Glyphosate — the active ingredient of Monsanto’s blockbuster herbicide Roundup — may disrupt development of the uterus, leading to fertility problems and cancer, according to a study conducted by researchers from Argentina and published in the journal Toxicology.
Roundup is one of the most widely used herbicides on the planet. Its popularity has been almost entirely driven by the adoption of Monsanto-engineered genetically modified (GM) crops that are resistant to the chemical.
Argentina is the world’s leading user of glyphosate, largely due to its heavy planting of GM soybeans. Yet doctors and scientists have pointed to an alarming trend of high miscarriage rates in soybean growing areas. Meanwhile, local farmers have blamed herbicides including glyphosate for alarmingly high rates of mutations in farm animals, which quadrupled following a recent surge in GM soy cultivation.
May cause uterine cancer
In the new study, researchers injected newborn female rats with glyphosate for seven days following birth, at doses of 2 mg/kg of body weight — the same dose that US regulators have ruled is safe to consume daily over the course of a lifetime.
The researchers observed abnormal cell proliferation and structural changes to the uteri of the rats, as well as disruptions to the expression of proteins that play a role in uterine development. These changes occurred even though there were no signs of toxicity (acute or chronic) in the rats, and no changes in their weight relative to untreated rats.
The findings suggest that glyphosate may harm female fertility and lead to uterine cancer, the researchers concluded.
Notably, among the effects observed were disruptions to hormonal activity (endocrine disruption), supporting growing concern that glyphosate is an endocrine disruptor. Significantly, many endocrine disruptors are more potent at very small concentrations (on the orders of parts per billion) than at the higher one typically tested by regulatory agencies.

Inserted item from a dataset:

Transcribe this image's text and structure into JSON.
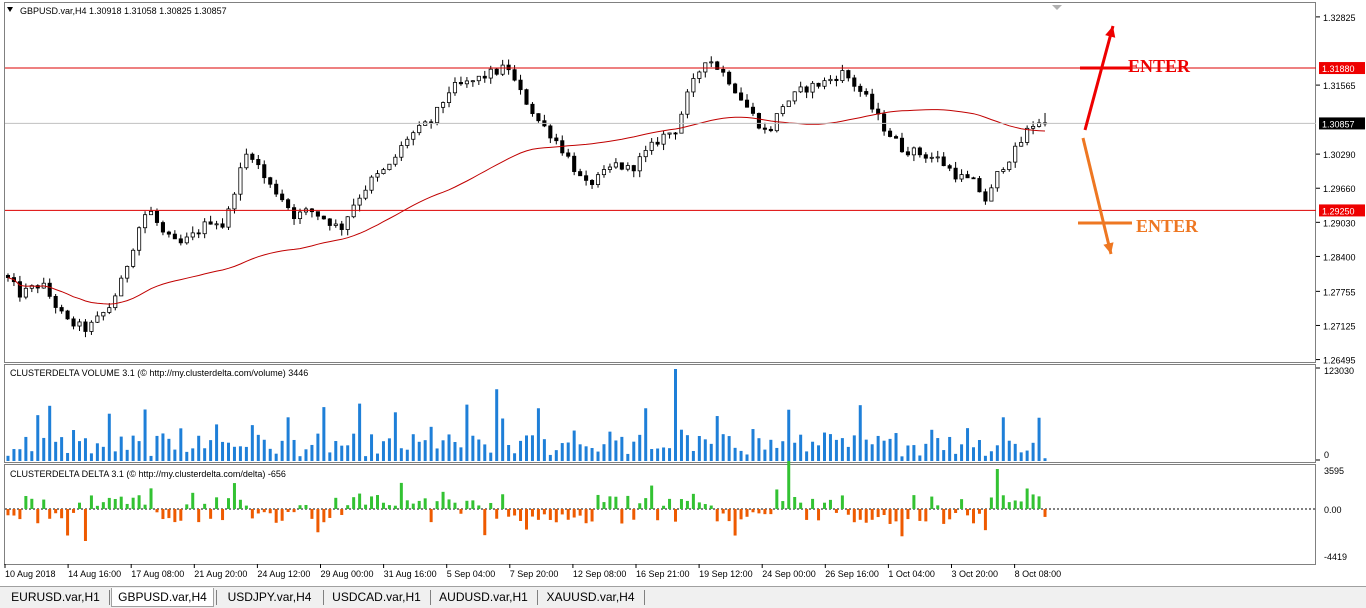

The researchers note that they deliberately chose to use injected rather than oral glyphosate, even though oral administration is favored for pesticide and herbicide safety studies. That’s because the rats being studied were so young that they were only consuming their mothers’ milk, and there was no other way to give them the relevant doses. This decision was supported by scientists interviewed by The Ecologist; unfortunately, chemical-friendly regulators may use it as an excuse to ignore the study’s findings.

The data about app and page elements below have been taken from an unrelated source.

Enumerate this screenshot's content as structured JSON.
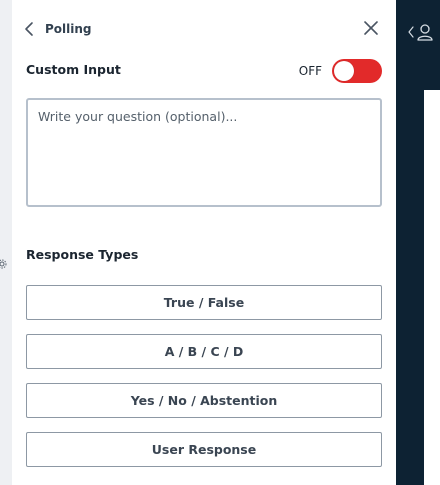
{
  "header": {
    "back_label": "Polling"
  },
  "custom_input": {
    "label": "Custom Input",
    "toggle_state": "OFF",
    "toggle_on": false,
    "toggle_color": "#e22a2a"
  },
  "question": {
    "placeholder": "Write your question (optional)..."
  },
  "response_types": {
    "title": "Response Types",
    "options": [
      {
        "label": "True / False"
      },
      {
        "label": "A / B / C / D"
      },
      {
        "label": "Yes / No / Abstention"
      },
      {
        "label": "User Response"
      }
    ]
  },
  "colors": {
    "side_dark": "#0d2233",
    "border": "#b6c0cc"
  }
}
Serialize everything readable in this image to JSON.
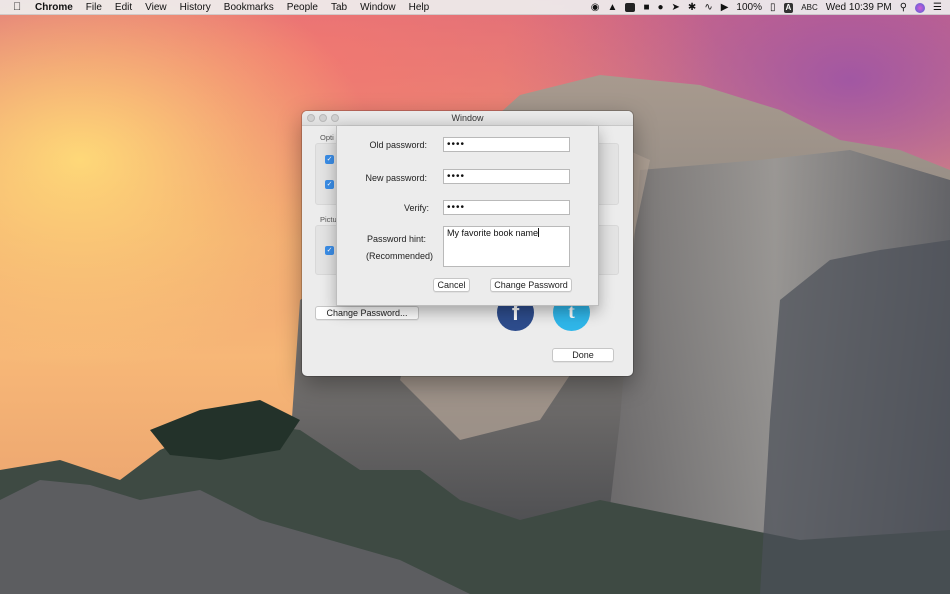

Roundup worse than glyphosate alone
Yet the new study is only one of many recent trials implicating glyphosate and Roundup in reproductive harm. Earlier this year, in a study published in Environmental Health, researchers from Kings College London found that ultra-low dose exposure to glyphosate — like humans might get from drinking water or from residue on their food — caused large-scale changes to the genome of rats. Some of these changes appear to be epigenetic — changes in gene expression that can be passed on to future generations.

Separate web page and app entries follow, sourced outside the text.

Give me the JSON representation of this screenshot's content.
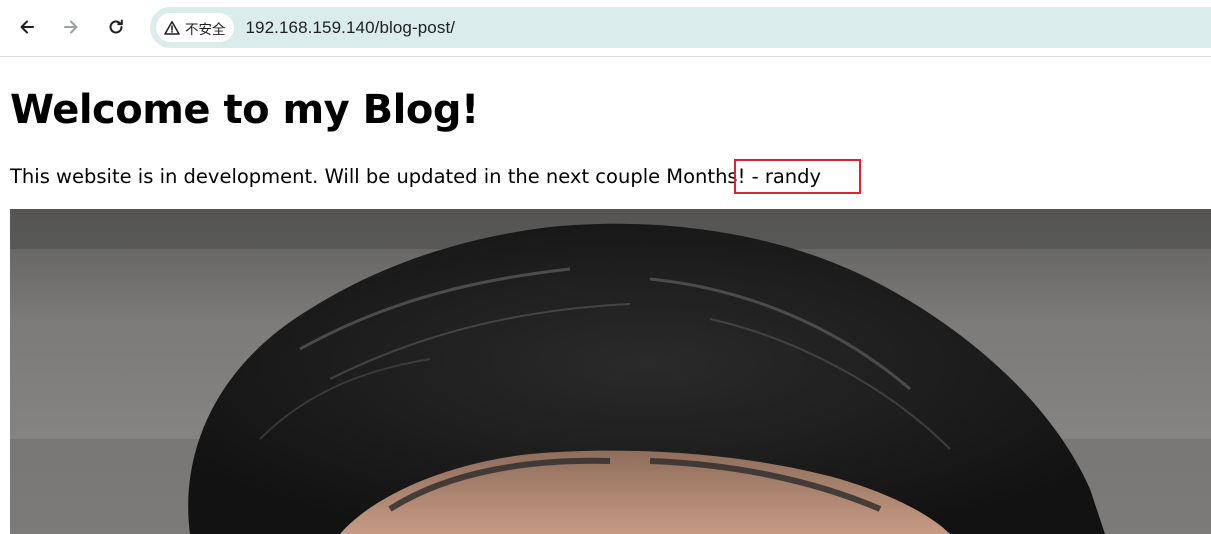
{
  "browser": {
    "security_label": "不安全",
    "url": "192.168.159.140/blog-post/",
    "icons": {
      "back": "arrow-left-icon",
      "forward": "arrow-right-icon",
      "reload": "reload-icon",
      "security": "warning-triangle-icon"
    }
  },
  "page": {
    "title": "Welcome to my Blog!",
    "dev_text": "This website is in development. Will be updated in the next couple Months! - randy",
    "highlight_color": "#d9252f"
  },
  "photo": {
    "subject": "portrait-photo"
  }
}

The same researchers also successfully reverse-engineered the proprietary “inactive ingredients” of Roundup, and demonstrated that some of these may also have toxic effects. This is a highly significant finding, as most regulatory agencies simply presume that inactive ingredients are chemically neutral and therefore harmless.
But when it comes to Roundup, that consensus is starting to crack. Last year, an Australian study found that at levels commonly found in US and Australian drinking water, both Roundup and glyphosate alone caused endocrine disrupting effects, in part by killing off cells that produce the female hormone progesterone. That study actually found that Roundup is more toxic than glyphosate alone.
Also last year, the European Union Food Safety Authority (EFSA), while attempting to claim that glyphosate does not cause cancer, admitted that studies performed on Roundup have indeed suggested that the herbicide causes genetic damage. Thus, the EFSA said, Roundup is likely to lead to cancer.